The last one was done in my air-conditioned bedroom. The reason for the last setup was to see if the device performed better in a place with lower humidity (air-con room usually has lower humidity than outside in Singapore)
“Damp sponge” refers to rinsing the sponge under running tap water and then squeezes it out dry as best as I could. Note that if the sponge turns completely dry, it will shrink and harden.
The instructions told me to “fill water bottle included… then pour 30ml EVENLY and SLOWLY throughout the surface… Do not soak under running tap water. It is difficult soak accurately 30ML of water. Always use the water bottle.” Problem: The bottle included is of 75ml capacity, how am I supposed to use the bottle to pour 30ml of water accurately? I resorted to using “agaration” that I learnt in NS by filling the bottle a little less than half.
And here are the findings:
Not putting any sponge in it does not cool the air at all, thus a straight line at 0°C. Putting a damp and wet sponge does not seems to make too much difference, and it seems like putting a damp sponge works better than one with 30ml of water in it. Acting cool and putting near freezing water in the sponge does not work as one would imagine since the temperature climbed up again shortly after it dipped. And clearly, using this gadget in a less humid area (air con room) yields a much better result.
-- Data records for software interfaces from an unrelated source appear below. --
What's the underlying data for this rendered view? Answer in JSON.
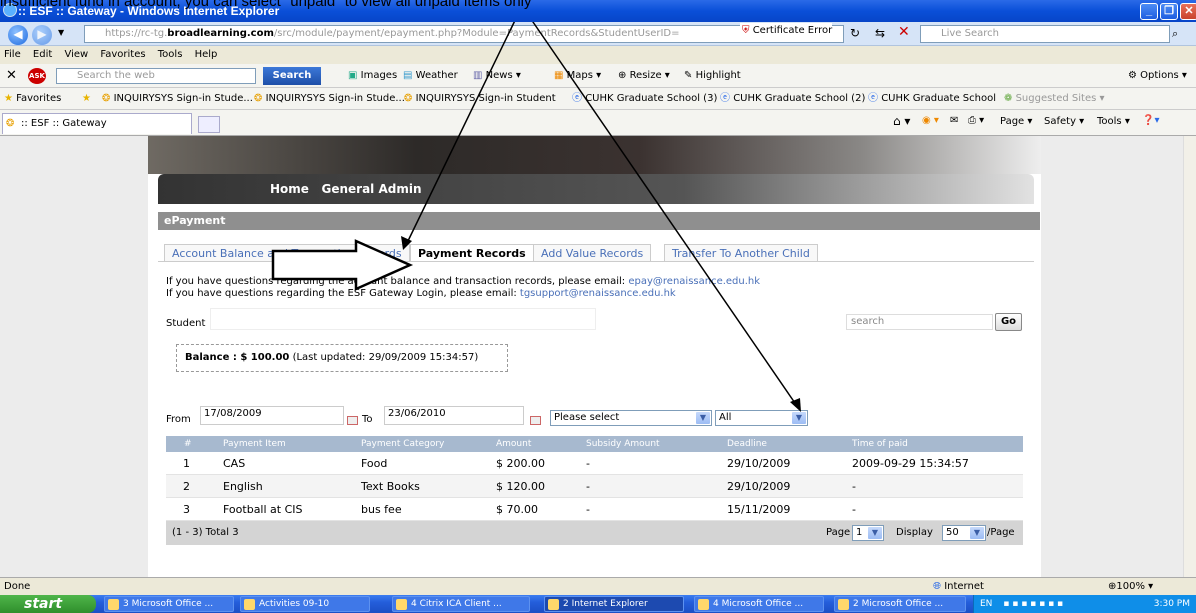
{
  "caption": "insufficient fund in account, you can select \"unpaid\" to view all unpaid items only",
  "window": {
    "title": ":: ESF :: Gateway - Windows Internet Explorer"
  },
  "address": {
    "prefix": "https://rc-tg.",
    "host": "broadlearning.com",
    "path": "/src/module/payment/epayment.php?Module=PaymentRecords&StudentUserID=",
    "cert_error": "Certificate Error",
    "live_search": "Live Search"
  },
  "menu": [
    "File",
    "Edit",
    "View",
    "Favorites",
    "Tools",
    "Help"
  ],
  "toolbar": {
    "search_placeholder": "Search the web",
    "search_btn": "Search",
    "images": "Images",
    "weather": "Weather",
    "news": "News",
    "maps": "Maps",
    "resize": "Resize",
    "highlight": "Highlight",
    "options": "Options"
  },
  "favorites": {
    "label": "Favorites",
    "items": [
      "INQUIRYSYS Sign-in Stude...",
      "INQUIRYSYS Sign-in Stude...",
      "INQUIRYSYS Sign-in Student",
      "CUHK Graduate School (3)",
      "CUHK Graduate School (2)",
      "CUHK Graduate School",
      "Suggested Sites"
    ]
  },
  "tab": {
    "label": ":: ESF :: Gateway"
  },
  "cmdbar": {
    "page": "Page",
    "safety": "Safety",
    "tools": "Tools"
  },
  "site": {
    "nav": {
      "home": "Home",
      "admin": "General Admin"
    },
    "panel_title": "ePayment",
    "tabs": [
      "Account Balance and Transaction Records",
      "Payment Records",
      "Add Value Records",
      "Transfer To Another Child"
    ],
    "info1_pre": "If you have questions regarding the account balance and transaction records, please email: ",
    "info1_link": "epay@renaissance.edu.hk",
    "info2_pre": "If you have questions regarding the ESF Gateway Login, please email: ",
    "info2_link": "tgsupport@renaissance.edu.hk",
    "student_label": "Student",
    "search_placeholder": "search",
    "go": "Go",
    "balance": "Balance : $ 100.00",
    "balance_updated": "(Last updated: 29/09/2009 15:34:57)",
    "from_label": "From",
    "from_date": "17/08/2009",
    "to_label": "To",
    "to_date": "23/06/2010",
    "category_select": "Please select",
    "status_select": "All",
    "columns": [
      "#",
      "Payment Item",
      "Payment Category",
      "Amount",
      "Subsidy Amount",
      "Deadline",
      "Time of paid"
    ],
    "rows": [
      [
        "1",
        "CAS",
        "Food",
        "$ 200.00",
        "-",
        "29/10/2009",
        "2009-09-29 15:34:57"
      ],
      [
        "2",
        "English",
        "Text Books",
        "$ 120.00",
        "-",
        "29/10/2009",
        "-"
      ],
      [
        "3",
        "Football at CIS",
        "bus fee",
        "$ 70.00",
        "-",
        "15/11/2009",
        "-"
      ]
    ],
    "total": "(1 - 3) Total 3",
    "page_label": "Page",
    "page_value": "1",
    "display_label": "Display",
    "display_value": "50",
    "per_page": "/Page"
  },
  "status": {
    "left": "Done",
    "zone": "Internet",
    "zoom": "100%"
  },
  "taskbar": {
    "start": "start",
    "items": [
      "3 Microsoft Office ...",
      "Activities 09-10",
      "4 Citrix ICA Client ...",
      "2 Internet Explorer",
      "4 Microsoft Office ...",
      "2 Microsoft Office ..."
    ],
    "lang": "EN",
    "clock": "3:30 PM"
  }
}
With the results looking lukewarm, is this device useless? It doesn’t seem to cool even more than 1°C on a normal Singapore day as opposed to the claimed 2°C (but since I did not measure the humidity level, I would give and take for this).
Since it works well in area of lower humidity, it could be used in air-conditioned places. But why would you still want to use it when the place is already air-conditioned? There are some old malls, offices or eateries in Singapore that has air-con that works worse than a fan. Those stuffy, dirty, clogged and poorly ventilated air-con units are what I am talking about, I hate it when the air con is “bua sio leng” (half hot cold), stuffy like hell and not much cooler than outside, but you feel it’s less humid since your sweat dries up easily. Another viable place is shopping mall’s toilet, nice to have this while slowly taking a dump. This unit can be hooked up to a USB port and go battery less, so you might considered dripping some fragrance on the sponge and use it as an aroma diffuser, though it’s on the noisy side. Or, you could save it for use in some other countries when you travel.
Basically, if you are someone who uses a portable fan (which I honestly don’t think anyone does these days), this would probably work better than the regular one, though it’s much better in size. Either that or use it as a gift to con bimbos who failed physics in secondary school.